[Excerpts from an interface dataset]

=-=-=-=-=

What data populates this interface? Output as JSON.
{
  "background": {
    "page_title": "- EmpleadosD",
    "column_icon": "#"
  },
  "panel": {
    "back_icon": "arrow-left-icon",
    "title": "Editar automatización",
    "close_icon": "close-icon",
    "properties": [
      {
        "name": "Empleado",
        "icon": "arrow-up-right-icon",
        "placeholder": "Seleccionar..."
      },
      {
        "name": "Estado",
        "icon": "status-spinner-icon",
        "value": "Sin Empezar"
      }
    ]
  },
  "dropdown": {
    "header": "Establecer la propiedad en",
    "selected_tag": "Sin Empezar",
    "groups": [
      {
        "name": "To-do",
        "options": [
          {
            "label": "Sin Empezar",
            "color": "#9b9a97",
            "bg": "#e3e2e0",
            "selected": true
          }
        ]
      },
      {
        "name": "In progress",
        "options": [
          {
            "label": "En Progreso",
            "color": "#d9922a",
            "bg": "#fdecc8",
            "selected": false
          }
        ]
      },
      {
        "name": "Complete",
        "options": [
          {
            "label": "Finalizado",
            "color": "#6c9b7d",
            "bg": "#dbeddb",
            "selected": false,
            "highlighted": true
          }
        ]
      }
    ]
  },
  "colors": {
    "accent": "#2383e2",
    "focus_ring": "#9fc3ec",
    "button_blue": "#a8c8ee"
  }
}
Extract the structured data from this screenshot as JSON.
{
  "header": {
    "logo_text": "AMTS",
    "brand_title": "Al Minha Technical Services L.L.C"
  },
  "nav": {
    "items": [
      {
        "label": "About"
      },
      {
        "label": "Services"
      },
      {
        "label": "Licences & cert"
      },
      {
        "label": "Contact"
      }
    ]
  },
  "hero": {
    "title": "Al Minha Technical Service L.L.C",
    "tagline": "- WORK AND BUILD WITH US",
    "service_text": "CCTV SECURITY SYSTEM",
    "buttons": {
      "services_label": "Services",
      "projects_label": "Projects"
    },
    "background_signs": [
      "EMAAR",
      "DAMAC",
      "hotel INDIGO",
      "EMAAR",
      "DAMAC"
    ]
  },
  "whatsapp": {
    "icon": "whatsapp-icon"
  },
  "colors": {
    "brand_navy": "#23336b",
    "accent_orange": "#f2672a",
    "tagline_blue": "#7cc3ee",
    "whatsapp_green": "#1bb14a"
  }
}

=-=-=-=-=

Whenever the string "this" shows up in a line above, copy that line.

What data populates this interface? Output as JSON.
Extract the structured data from this screenshot as JSON.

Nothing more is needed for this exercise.